Thursday, October 29, 2009

First Impressions In the Speech Driven Life

Today I post a page out of my book-in-the-works, The Speech Driven Life. I began the book to help equip students to speak the Truth with sincerity, skill and grace. While it is intended to prepare students for competitive public speaking, I think it's practical enough to be of benefit to every ambassador for Christ.

How to Make a Positive First Impression

It has been said that within ten seconds after entering a room most people will make a snap judgment about the social environment. In short order they’ll decide whether or not the people there are friendly. It’s called a first impression. Likewise, when you walk into a room you’ll be sized up in a matter of moments. People will notice your clothing, your hair style, the expression on your face, your posture, and your body movements.

When you speak, people will notice the quality of your voice. They will notice your pitch, your tone, your rate, your accent (if you have one), and your enunciation. They will make judgments about your emotional state based on your tone and style of delivery. Lastly, perhaps, they will notice what you have to say, which they will interpret by the first impression they have already made of you.

As a speaker you are essentially performing for an audience of judges. This is literally true if you are involved in formal speech competition. The more intentional you are about making a positive first impression, the easier it will be to establish the trust and credibility it takes to effectively communicate your message.

Here are some essential components for making a good first impression. These tips apply to the professional looking attire you would wear in speech competition, and they are good to consider for personal appearance in general.

1. Smile

Your face is your most important means for making a positive first impression. Wear a smile that can be seen in your eyes. It communicates friendliness and confidence. A grumpy disposition is a poor representation of a faith that brings joy. Avoid chewing gum or eating when you speak. Check to make sure you don’t have parsley stuck in your teeth or food smeared on your face. It’s distracting.

2. Dress to Feature Your Face and Hands
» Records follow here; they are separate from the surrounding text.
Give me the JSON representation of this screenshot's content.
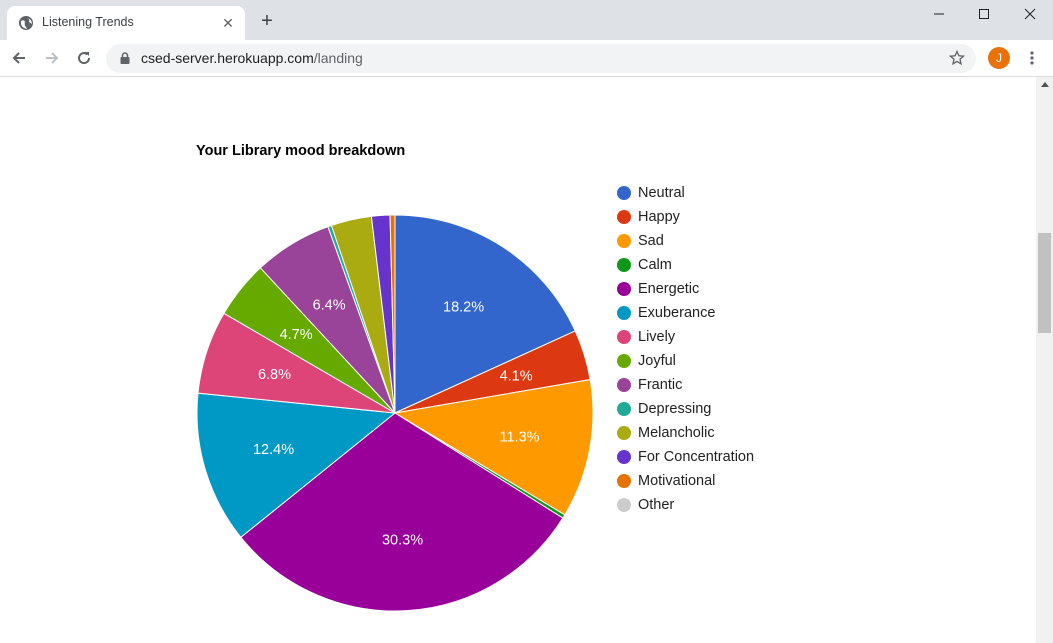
{
  "browser": {
    "tab_title": "Listening Trends",
    "url_host": "csed-server.herokuapp.com",
    "url_path": "/landing",
    "avatar_letter": "J",
    "icons": [
      "globe-icon",
      "close-icon",
      "plus-icon",
      "minimize-icon",
      "maximize-icon",
      "back-icon",
      "forward-icon",
      "reload-icon",
      "lock-icon",
      "star-icon",
      "kebab-menu-icon"
    ]
  },
  "chart_data": {
    "type": "pie",
    "title": "Your Library mood breakdown",
    "legend_position": "right",
    "slices": [
      {
        "label": "Neutral",
        "value": 18.2,
        "color": "#3366cc",
        "show_label": true
      },
      {
        "label": "Happy",
        "value": 4.1,
        "color": "#dc3912",
        "show_label": true
      },
      {
        "label": "Sad",
        "value": 11.3,
        "color": "#ff9900",
        "show_label": true
      },
      {
        "label": "Calm",
        "value": 0.3,
        "color": "#109618",
        "show_label": false
      },
      {
        "label": "Energetic",
        "value": 30.3,
        "color": "#990099",
        "show_label": true
      },
      {
        "label": "Exuberance",
        "value": 12.4,
        "color": "#0099c6",
        "show_label": true
      },
      {
        "label": "Lively",
        "value": 6.8,
        "color": "#dd4477",
        "show_label": true
      },
      {
        "label": "Joyful",
        "value": 4.7,
        "color": "#66aa00",
        "show_label": true
      },
      {
        "label": "Frantic",
        "value": 6.4,
        "color": "#994499",
        "show_label": true
      },
      {
        "label": "Depressing",
        "value": 0.3,
        "color": "#22aa99",
        "show_label": false
      },
      {
        "label": "Melancholic",
        "value": 3.3,
        "color": "#aaaa11",
        "show_label": false
      },
      {
        "label": "For Concentration",
        "value": 1.5,
        "color": "#6633cc",
        "show_label": false
      },
      {
        "label": "Motivational",
        "value": 0.4,
        "color": "#e67300",
        "show_label": false
      },
      {
        "label": "Other",
        "value": 0.0,
        "color": "#cccccc",
        "show_label": false
      }
    ]
  }
}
Wear clothing that directs people’s attention to your face. Dark suits allow your face to stand out in contrast. Include attractive colors in your attire (shirts, neck ties, scarves) to add warmth and personality. Dress modestly. Avoid clothing that directs undue attention to parts of your body other than your face. Avoid wearing colors and patterns that clash. Wear a hairstyle that keeps your hair out of your face and makes you look respectable. Keep jewelry to a minimum so that your eyes are the main focus. Temperatures permitting, wear long sleeves so that your hands stand out in contrast to your clothing and are easy to see.
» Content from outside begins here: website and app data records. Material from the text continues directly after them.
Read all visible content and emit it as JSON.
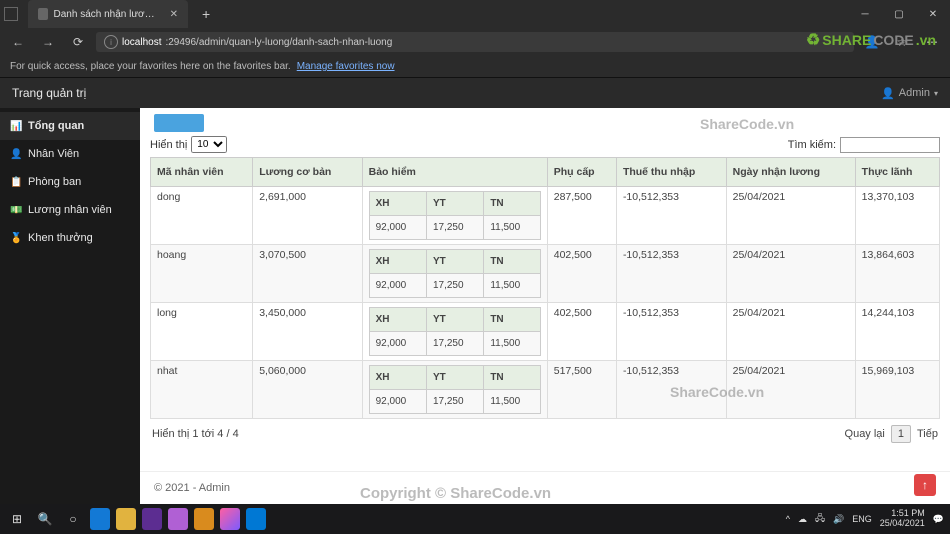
{
  "browser": {
    "tab_title": "Danh sách nhận lương-Admin",
    "url_host": "localhost",
    "url_path": ":29496/admin/quan-ly-luong/danh-sach-nhan-luong",
    "fav_prompt": "For quick access, place your favorites here on the favorites bar.",
    "fav_link": "Manage favorites now"
  },
  "app": {
    "brand": "Trang quản trị",
    "user_label": "Admin"
  },
  "sidebar": {
    "items": [
      {
        "icon": "📊",
        "label": "Tổng quan",
        "active": true
      },
      {
        "icon": "👤",
        "label": "Nhân Viên",
        "active": false
      },
      {
        "icon": "📋",
        "label": "Phòng ban",
        "active": false
      },
      {
        "icon": "💵",
        "label": "Lương nhân viên",
        "active": false
      },
      {
        "icon": "🏅",
        "label": "Khen thưởng",
        "active": false
      }
    ]
  },
  "table": {
    "show_label_prefix": "Hiển thị",
    "show_value": "10",
    "search_label": "Tìm kiếm:",
    "columns": [
      "Mã nhân viên",
      "Lương cơ bản",
      "Bảo hiểm",
      "Phụ cấp",
      "Thuế thu nhập",
      "Ngày nhận lương",
      "Thực lãnh"
    ],
    "insurance_cols": [
      "XH",
      "YT",
      "TN"
    ],
    "rows": [
      {
        "ma": "dong",
        "luong": "2,691,000",
        "bh": [
          "92,000",
          "17,250",
          "11,500"
        ],
        "phucap": "287,500",
        "thue": "-10,512,353",
        "ngay": "25/04/2021",
        "thuclanh": "13,370,103"
      },
      {
        "ma": "hoang",
        "luong": "3,070,500",
        "bh": [
          "92,000",
          "17,250",
          "11,500"
        ],
        "phucap": "402,500",
        "thue": "-10,512,353",
        "ngay": "25/04/2021",
        "thuclanh": "13,864,603"
      },
      {
        "ma": "long",
        "luong": "3,450,000",
        "bh": [
          "92,000",
          "17,250",
          "11,500"
        ],
        "phucap": "402,500",
        "thue": "-10,512,353",
        "ngay": "25/04/2021",
        "thuclanh": "14,244,103"
      },
      {
        "ma": "nhat",
        "luong": "5,060,000",
        "bh": [
          "92,000",
          "17,250",
          "11,500"
        ],
        "phucap": "517,500",
        "thue": "-10,512,353",
        "ngay": "25/04/2021",
        "thuclanh": "15,969,103"
      }
    ],
    "info": "Hiển thị 1 tới 4 / 4",
    "prev": "Quay lại",
    "page": "1",
    "next": "Tiếp"
  },
  "footer": "© 2021 - Admin",
  "fab": "↑",
  "wm_center": "Copyright © ShareCode.vn",
  "wm_tr": "ShareCode.vn",
  "wm_br": "ShareCode.vn",
  "logo_brand": "SHARE",
  "logo_brand2": "CODE",
  "logo_suffix": ".vn",
  "taskbar": {
    "lang": "ENG",
    "time": "1:51 PM",
    "date": "25/04/2021"
  }
}
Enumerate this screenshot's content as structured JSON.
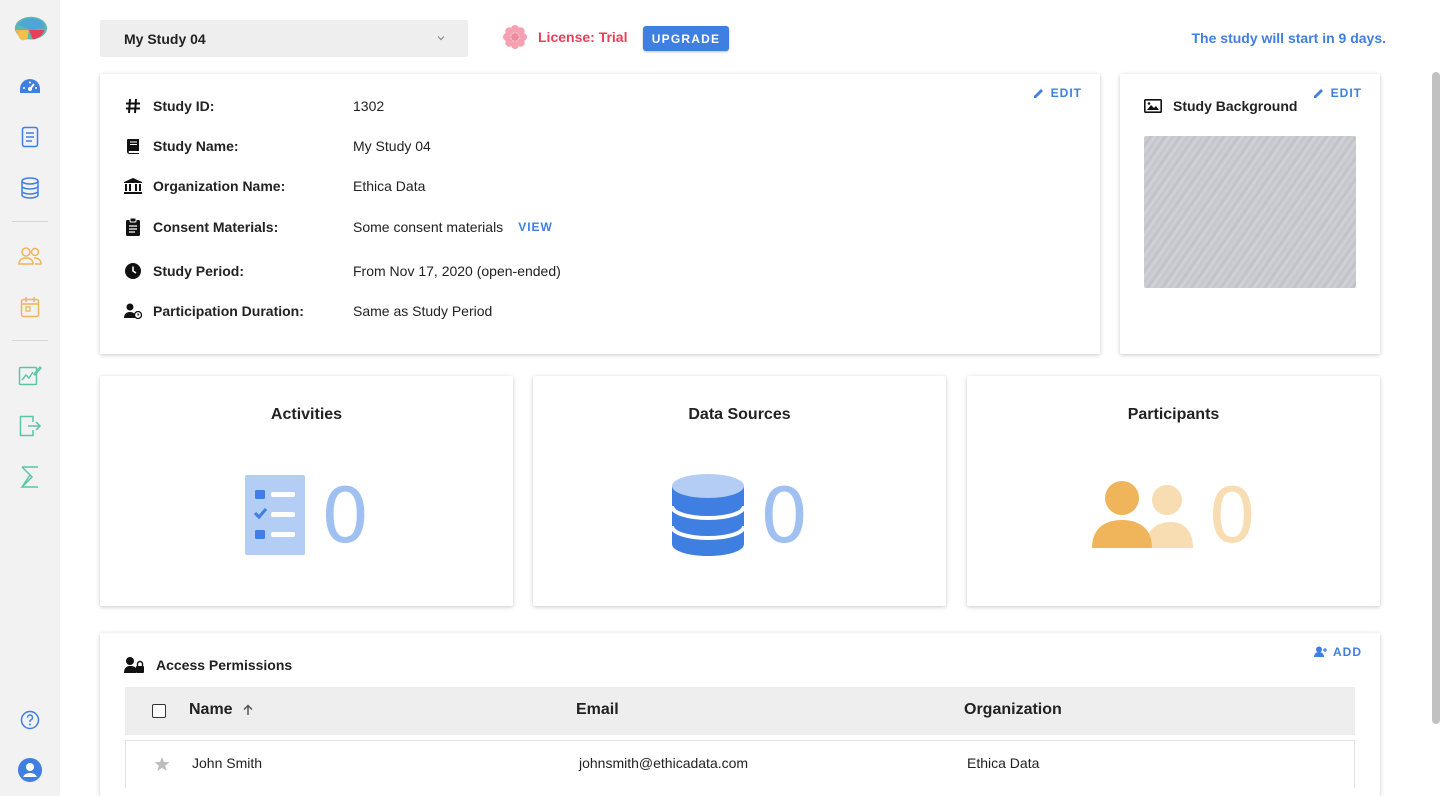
{
  "study_selector": {
    "value": "My Study 04"
  },
  "license": {
    "text": "License: Trial",
    "upgrade_label": "UPGRADE"
  },
  "study_start_message": "The study will start in 9 days.",
  "study_info": {
    "edit_label": "EDIT",
    "rows": [
      {
        "label": "Study ID:",
        "value": "1302",
        "icon": "hash-icon"
      },
      {
        "label": "Study Name:",
        "value": "My Study 04",
        "icon": "book-icon"
      },
      {
        "label": "Organization Name:",
        "value": "Ethica Data",
        "icon": "institution-icon"
      },
      {
        "label": "Consent Materials:",
        "value": "Some consent materials",
        "icon": "clipboard-icon",
        "link": "VIEW"
      },
      {
        "label": "Study Period:",
        "value": "From Nov 17, 2020 (open-ended)",
        "icon": "clock-icon"
      },
      {
        "label": "Participation Duration:",
        "value": "Same as Study Period",
        "icon": "user-clock-icon"
      }
    ]
  },
  "study_background": {
    "title": "Study Background",
    "edit_label": "EDIT"
  },
  "stats": {
    "activities": {
      "title": "Activities",
      "count": "0",
      "color": "#9fc0f0"
    },
    "data_sources": {
      "title": "Data Sources",
      "count": "0",
      "color": "#9fc0f0"
    },
    "participants": {
      "title": "Participants",
      "count": "0",
      "color": "#f8ddb3"
    }
  },
  "access_permissions": {
    "title": "Access Permissions",
    "add_label": "ADD",
    "columns": [
      "Name",
      "Email",
      "Organization"
    ],
    "rows": [
      {
        "name": "John Smith",
        "email": "johnsmith@ethicadata.com",
        "organization": "Ethica Data"
      }
    ]
  },
  "colors": {
    "accent": "#3f7fe2",
    "license": "#e8405b",
    "orange": "#f0b45a"
  }
}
3. Use Good Posture and Natural Movements

Good posture and smooth hand movements also help make a positive first impression. Take deliberate steps when entering a room. Let your hands swing naturally at your sides when you walk. Keep your hands visible and out of your pockets. Don’t slouch or look off balance. Let the impression you make show that you enjoy being with the people there, and that you look forward to communicating with them.

4. Sound Confident and Personable
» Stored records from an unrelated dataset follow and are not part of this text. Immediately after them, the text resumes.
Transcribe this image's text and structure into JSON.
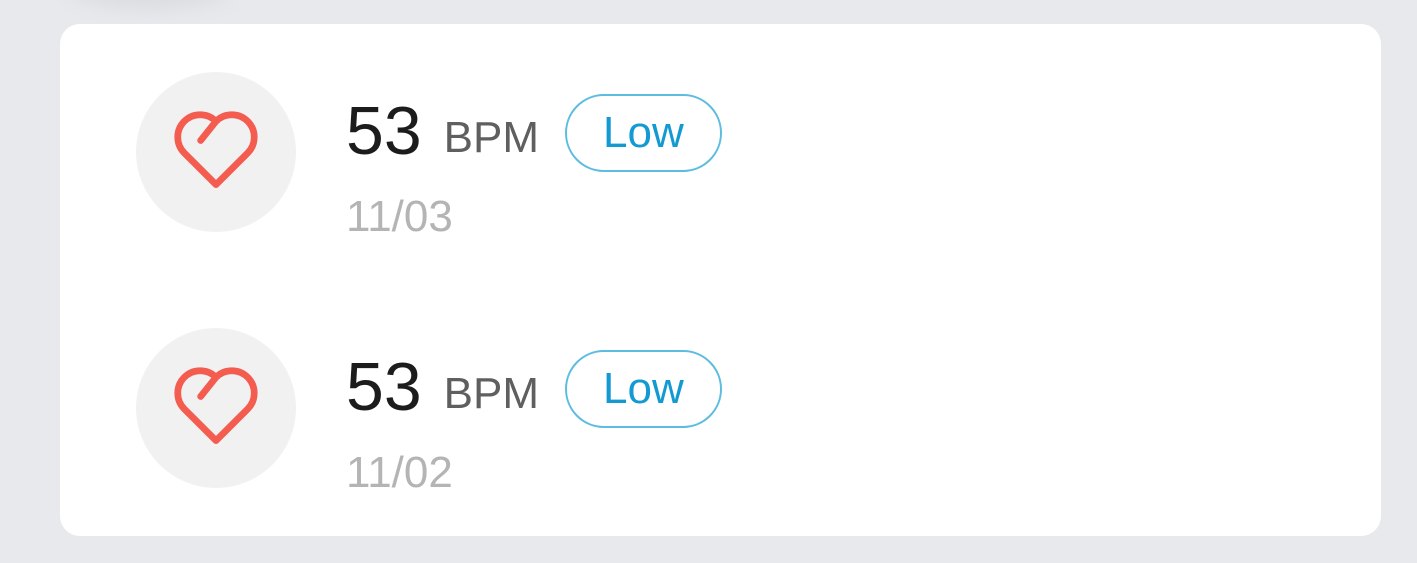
{
  "colors": {
    "background": "#e8e9ed",
    "card": "#ffffff",
    "heart_icon": "#f45c4f",
    "badge_text": "#139ad2",
    "badge_border": "#5dbde0",
    "date_text": "#b4b4b4"
  },
  "records": [
    {
      "icon": "heart-icon",
      "value": "53",
      "unit": "BPM",
      "status": "Low",
      "date": "11/03"
    },
    {
      "icon": "heart-icon",
      "value": "53",
      "unit": "BPM",
      "status": "Low",
      "date": "11/02"
    }
  ]
}
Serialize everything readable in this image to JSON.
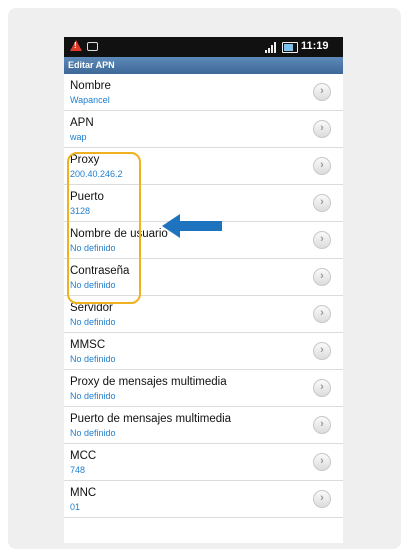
{
  "status": {
    "time": "11:19"
  },
  "title": "Editar APN",
  "rows": [
    {
      "label": "Nombre",
      "value": "Wapancel"
    },
    {
      "label": "APN",
      "value": "wap"
    },
    {
      "label": "Proxy",
      "value": "200.40.246.2"
    },
    {
      "label": "Puerto",
      "value": "3128"
    },
    {
      "label": "Nombre de usuario",
      "value": "No definido"
    },
    {
      "label": "Contraseña",
      "value": "No definido"
    },
    {
      "label": "Servidor",
      "value": "No definido"
    },
    {
      "label": "MMSC",
      "value": "No definido"
    },
    {
      "label": "Proxy de mensajes multimedia",
      "value": "No definido"
    },
    {
      "label": "Puerto de mensajes multimedia",
      "value": "No definido"
    },
    {
      "label": "MCC",
      "value": "748"
    },
    {
      "label": "MNC",
      "value": "01"
    }
  ],
  "colors": {
    "highlight": "#f0b21c",
    "arrow": "#1e73be",
    "value_text": "#1f7fd0"
  }
}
The first words you speak will make an impression. Speak them loudly and clearly, in a calm, controlled voice. High-pitched, rapid speech indicates nervousness. Try to make your voice sound confident and friendly, generally in the lower part of your vocal pitch range. A greeting or welcome is a good way to be personable with your audience and put them at ease.

5. State a Clear Purpose and Preview Your Points

Let your audience know why you are speaking to them. State your topic clearly and give a preview of your main points. Hint at your conclusion to keep them tracking with you.

6. Have a Strong Beginning and Ending

Audiences tend to remember the beginning and end of a presentation the most. Make your opening and closing strong and memorable.

7. Keep Things Short, Sweet and Simple

Be enthusiastic. Be sincere. Be brief. People will appreciate it. Show gratitude to your audience for their attention.